But if growth generates budget surpluses, what generates growth?

Again, Reagan’s presidency suggests the answer. He believed an economy unfettered by high taxes and regulatory impediments would generate economic energy and entrepreneurial zeal. The people would respond by saving, investing, working, building businesses, and creating jobs. When he reduced those taxes and regulations, growth quickly ensued, supplanting the “stagflation” of the Jimmy Carter years. Reagan gave the country a GDP growth rate of 6.2 percent in 1984 and an average annual growth rate of 3.89 percent after the early recession of his presidency.

Here I’m going to posit a provocative thesis that goes beyond Reagan’s impact during his own presidency. More than any other political figure of the 1980s and ‘90s, I believe Reagan deserves credit for the budget surpluses of the Clinton years. That’s because his famous 1986 tax-overhaul legislation—drastically slashing individual tax rates and eliminating preferences and “loopholes”—transformed the U.S. economy, unleashing a long-term wave of digital innovation and entrepreneurialism that in turn fueled high productivity and economic growth during the Clinton years. That expansion filled federal coffers with large increments of new revenue. Ergo, surpluses for the first time in nearly 30 years—and for the last time since.

To those who greet this thesis with skepticism, I pose a question: is it possible to argue seriously that the high-tech revolution that transformed America would have occurred anyway had Jimmy Carter’s economic policies continued well into the 1980s, with a top individual tax rate of 70 percent, a top capital gains rate approaching 50 percent, and “bracket creep” hoisting American taxpayers into ever-higher tax levels as a result of runaway inflation the president couldn’t control? Anyone who remembers the economic dysfunction of those days and the resulting national ennui and sense of hopelessness would find it difficult to conceive of any high-tech boom materializing under such circumstances.

Assuming I’m right, is any of this relevant to Trump’s tax bill? Could his legislation unleash a similar surge of growth? Let’s stipulate that the Trump measures don’t compare to the 1986 overhaul in scope or sweep. The top individual rate remains at a still-high 37 percent, the complexity of the code is not significantly addressed, and many big preferences survive. But the reduction in the corporate rate to 21 percent from 35 percent is highly significant, and the code’s distorting effects on economic decision-making are addressed in meaningful ways.

The point isn’t that the Trump program will transform the U.S. economy, as Reagan’s did. It’s that we simply don’t know what the impact will be, and we certainly have no reason to put any stock in CBO or OMB static-analysis projections on looming budget deficits a decade hence. History tells us that when government impediments to economic vibrancy are removed, good things usually happen, and economies begin to percolate. That certainly provides enough rationale for giving the Reagan approach another try in the face of so much economic sluggishness.

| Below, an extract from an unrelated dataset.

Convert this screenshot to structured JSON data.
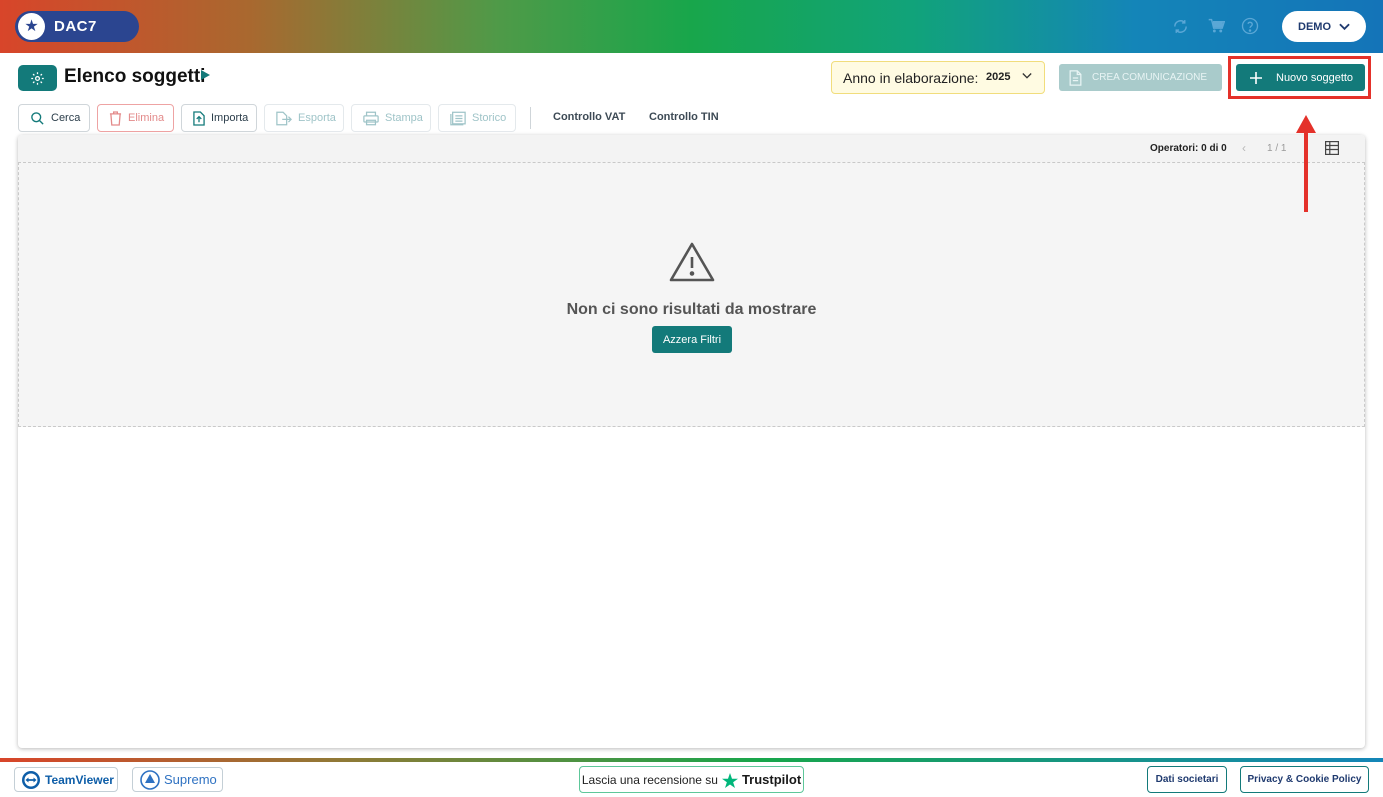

In the meantime, there’s no point to the cries of anguish and anger and vilification we’re hearing these days from opposition Democrats. Only time will provide a verdict on this bill.

Robert W. Merry, longtime Washington, D.C. journalist, author, and publishing executive, is editor of The American Conservative. His latest book, President McKinley: Architect of the American Century, was released in November.